• [Exercise details]:
Within the data below, count the lines that include the word "JSON". Provide the number and nothing further.

• [Extracted records]:

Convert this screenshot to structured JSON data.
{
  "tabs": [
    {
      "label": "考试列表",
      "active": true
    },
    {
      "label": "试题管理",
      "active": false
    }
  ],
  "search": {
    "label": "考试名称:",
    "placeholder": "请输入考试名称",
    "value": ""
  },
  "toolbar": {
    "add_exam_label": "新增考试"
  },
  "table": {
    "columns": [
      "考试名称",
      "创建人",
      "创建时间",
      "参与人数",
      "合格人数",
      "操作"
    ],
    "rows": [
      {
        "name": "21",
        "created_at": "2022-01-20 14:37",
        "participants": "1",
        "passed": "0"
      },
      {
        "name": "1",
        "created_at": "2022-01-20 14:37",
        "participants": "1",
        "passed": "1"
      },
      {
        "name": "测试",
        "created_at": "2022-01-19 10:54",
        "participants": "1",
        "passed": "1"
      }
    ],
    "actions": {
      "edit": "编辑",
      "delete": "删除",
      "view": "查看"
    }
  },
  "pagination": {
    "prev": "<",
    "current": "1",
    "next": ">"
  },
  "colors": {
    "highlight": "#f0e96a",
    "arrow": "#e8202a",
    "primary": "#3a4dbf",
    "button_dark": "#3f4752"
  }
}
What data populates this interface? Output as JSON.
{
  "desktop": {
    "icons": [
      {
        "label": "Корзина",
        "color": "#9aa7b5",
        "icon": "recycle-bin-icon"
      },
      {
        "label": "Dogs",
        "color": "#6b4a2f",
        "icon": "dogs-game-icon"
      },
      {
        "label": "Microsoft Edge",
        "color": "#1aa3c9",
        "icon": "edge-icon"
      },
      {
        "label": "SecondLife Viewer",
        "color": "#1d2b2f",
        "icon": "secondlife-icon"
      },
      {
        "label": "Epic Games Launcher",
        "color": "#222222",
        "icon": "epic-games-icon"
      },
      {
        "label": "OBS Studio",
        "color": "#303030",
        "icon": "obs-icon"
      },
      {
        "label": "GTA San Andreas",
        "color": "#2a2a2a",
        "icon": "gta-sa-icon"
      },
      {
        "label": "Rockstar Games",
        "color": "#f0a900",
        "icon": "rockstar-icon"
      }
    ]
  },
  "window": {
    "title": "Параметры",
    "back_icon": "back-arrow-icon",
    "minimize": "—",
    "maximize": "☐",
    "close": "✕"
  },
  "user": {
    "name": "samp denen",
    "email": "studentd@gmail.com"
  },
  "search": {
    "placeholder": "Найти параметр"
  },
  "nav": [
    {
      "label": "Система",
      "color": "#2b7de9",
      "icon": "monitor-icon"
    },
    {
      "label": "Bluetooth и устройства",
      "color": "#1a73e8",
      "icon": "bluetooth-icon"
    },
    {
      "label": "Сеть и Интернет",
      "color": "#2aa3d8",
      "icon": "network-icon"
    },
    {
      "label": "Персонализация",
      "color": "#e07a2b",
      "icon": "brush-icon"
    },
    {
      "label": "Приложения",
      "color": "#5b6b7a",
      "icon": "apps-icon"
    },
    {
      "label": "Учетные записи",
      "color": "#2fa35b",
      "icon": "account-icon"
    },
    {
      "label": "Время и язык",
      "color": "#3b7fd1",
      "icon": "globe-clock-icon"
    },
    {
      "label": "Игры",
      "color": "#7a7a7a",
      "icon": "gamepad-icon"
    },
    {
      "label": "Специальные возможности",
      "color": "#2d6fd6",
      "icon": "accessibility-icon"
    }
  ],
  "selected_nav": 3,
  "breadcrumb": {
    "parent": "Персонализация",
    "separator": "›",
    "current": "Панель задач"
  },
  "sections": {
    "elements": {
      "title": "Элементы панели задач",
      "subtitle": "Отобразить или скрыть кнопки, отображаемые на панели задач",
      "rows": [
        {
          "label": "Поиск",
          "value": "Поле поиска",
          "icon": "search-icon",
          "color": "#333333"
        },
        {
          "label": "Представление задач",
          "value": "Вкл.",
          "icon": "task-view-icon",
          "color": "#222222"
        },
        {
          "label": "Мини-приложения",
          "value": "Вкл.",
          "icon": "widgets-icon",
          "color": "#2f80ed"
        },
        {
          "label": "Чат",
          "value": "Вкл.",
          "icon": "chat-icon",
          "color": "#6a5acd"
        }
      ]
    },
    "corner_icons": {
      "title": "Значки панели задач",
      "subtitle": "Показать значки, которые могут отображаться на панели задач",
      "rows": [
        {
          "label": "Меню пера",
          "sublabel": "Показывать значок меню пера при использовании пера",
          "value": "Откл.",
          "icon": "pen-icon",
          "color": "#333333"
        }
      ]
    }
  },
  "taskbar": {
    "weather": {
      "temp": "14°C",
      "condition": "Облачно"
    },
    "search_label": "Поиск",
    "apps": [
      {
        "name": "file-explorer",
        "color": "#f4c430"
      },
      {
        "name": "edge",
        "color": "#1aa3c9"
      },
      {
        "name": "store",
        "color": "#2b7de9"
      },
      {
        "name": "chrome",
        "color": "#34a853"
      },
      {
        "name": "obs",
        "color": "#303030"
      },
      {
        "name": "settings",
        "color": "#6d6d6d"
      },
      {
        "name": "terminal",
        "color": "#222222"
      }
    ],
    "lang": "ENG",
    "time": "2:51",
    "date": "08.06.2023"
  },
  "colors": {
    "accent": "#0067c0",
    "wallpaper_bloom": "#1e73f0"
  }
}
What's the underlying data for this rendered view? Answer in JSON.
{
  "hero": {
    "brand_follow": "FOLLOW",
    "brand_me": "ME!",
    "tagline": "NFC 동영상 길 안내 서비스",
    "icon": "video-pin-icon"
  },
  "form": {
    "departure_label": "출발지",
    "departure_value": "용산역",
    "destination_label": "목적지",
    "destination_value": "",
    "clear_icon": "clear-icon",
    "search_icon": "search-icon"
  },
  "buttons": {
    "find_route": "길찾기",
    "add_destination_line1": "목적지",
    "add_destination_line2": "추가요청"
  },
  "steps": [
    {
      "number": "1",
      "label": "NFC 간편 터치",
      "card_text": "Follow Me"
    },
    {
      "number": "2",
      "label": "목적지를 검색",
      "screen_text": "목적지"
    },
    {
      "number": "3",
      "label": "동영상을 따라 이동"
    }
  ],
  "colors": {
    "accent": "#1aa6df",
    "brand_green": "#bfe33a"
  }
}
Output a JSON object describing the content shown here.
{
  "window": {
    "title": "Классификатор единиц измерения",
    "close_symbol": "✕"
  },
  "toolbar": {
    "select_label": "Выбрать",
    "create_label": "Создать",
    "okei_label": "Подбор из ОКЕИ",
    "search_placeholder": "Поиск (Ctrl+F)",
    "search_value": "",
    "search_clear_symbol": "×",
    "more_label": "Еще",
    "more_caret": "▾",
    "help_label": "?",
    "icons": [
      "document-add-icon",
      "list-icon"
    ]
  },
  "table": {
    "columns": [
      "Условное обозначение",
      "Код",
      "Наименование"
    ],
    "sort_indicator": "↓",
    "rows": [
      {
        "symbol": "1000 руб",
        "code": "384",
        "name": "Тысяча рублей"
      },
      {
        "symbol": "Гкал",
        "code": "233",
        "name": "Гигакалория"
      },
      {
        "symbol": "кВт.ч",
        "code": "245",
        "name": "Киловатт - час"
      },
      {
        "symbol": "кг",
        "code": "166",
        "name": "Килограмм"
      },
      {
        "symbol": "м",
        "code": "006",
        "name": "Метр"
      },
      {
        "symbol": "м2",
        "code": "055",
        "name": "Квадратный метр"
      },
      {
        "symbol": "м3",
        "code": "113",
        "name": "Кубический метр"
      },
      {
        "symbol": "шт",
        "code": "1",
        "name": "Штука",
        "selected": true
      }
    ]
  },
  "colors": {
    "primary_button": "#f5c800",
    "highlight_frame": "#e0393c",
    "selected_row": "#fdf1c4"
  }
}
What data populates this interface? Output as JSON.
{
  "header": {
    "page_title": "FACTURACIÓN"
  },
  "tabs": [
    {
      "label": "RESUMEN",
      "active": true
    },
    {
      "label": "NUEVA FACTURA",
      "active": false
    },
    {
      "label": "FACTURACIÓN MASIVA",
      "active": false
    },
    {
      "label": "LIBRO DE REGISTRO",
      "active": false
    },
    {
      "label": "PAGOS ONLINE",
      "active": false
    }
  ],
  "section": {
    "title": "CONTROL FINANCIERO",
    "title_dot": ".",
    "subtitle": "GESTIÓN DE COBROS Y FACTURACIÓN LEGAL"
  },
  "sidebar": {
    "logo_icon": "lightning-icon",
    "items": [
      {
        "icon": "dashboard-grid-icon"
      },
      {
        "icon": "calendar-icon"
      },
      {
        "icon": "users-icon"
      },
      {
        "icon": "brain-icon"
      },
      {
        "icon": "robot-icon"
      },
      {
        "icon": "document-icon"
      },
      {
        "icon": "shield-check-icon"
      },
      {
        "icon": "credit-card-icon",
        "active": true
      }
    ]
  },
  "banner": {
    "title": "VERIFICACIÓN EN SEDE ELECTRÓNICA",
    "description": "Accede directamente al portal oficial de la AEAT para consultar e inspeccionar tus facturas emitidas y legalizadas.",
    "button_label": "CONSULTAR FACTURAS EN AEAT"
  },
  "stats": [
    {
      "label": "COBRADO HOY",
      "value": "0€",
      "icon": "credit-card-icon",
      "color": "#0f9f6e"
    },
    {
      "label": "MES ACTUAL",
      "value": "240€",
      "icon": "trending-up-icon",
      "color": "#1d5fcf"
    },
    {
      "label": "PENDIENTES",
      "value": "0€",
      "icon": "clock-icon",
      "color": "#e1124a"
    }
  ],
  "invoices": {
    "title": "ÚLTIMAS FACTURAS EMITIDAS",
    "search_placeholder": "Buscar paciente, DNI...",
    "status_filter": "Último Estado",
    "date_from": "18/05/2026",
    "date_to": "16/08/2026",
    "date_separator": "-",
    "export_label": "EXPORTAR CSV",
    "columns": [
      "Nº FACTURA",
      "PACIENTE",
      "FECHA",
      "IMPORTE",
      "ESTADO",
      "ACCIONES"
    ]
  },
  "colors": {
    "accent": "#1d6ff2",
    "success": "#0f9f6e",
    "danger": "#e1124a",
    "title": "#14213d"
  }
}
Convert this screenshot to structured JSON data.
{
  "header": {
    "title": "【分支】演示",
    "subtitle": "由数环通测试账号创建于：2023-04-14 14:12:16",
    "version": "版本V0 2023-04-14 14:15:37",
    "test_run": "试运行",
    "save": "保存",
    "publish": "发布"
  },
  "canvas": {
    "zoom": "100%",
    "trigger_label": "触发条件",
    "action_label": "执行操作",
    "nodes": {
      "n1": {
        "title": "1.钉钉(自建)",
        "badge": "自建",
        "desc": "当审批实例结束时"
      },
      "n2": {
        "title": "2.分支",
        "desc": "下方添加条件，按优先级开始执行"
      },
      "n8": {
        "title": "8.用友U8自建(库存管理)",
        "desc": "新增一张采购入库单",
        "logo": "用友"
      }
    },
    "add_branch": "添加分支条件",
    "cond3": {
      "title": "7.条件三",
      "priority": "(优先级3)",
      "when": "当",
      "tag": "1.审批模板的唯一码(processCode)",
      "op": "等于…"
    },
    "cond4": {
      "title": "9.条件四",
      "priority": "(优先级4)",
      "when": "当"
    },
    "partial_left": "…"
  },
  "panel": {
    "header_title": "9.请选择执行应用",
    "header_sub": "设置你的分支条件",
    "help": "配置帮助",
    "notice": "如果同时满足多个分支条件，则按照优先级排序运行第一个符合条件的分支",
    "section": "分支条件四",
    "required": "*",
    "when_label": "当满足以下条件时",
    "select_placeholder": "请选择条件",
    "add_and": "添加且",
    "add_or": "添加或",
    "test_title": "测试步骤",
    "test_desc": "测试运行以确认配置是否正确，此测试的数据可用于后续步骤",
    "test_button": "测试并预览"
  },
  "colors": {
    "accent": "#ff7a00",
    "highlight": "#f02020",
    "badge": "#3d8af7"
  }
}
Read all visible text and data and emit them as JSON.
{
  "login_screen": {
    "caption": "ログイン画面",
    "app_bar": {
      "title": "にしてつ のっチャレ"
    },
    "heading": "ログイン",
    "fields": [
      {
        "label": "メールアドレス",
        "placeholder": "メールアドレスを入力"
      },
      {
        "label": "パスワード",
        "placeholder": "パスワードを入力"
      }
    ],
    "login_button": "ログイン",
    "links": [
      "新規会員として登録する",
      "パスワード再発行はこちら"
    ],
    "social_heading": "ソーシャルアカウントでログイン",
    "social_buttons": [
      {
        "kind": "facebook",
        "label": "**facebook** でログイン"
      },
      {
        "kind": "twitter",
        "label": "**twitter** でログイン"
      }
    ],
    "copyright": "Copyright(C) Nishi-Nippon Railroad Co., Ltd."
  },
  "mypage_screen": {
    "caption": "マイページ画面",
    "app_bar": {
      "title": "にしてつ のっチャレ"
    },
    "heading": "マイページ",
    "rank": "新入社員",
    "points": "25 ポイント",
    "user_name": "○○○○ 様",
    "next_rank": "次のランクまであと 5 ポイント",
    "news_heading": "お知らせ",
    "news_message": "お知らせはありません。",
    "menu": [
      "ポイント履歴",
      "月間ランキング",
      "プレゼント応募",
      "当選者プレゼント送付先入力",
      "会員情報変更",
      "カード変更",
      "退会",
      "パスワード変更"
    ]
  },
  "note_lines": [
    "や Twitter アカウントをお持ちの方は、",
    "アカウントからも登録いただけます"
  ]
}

• [Output for this task]:
7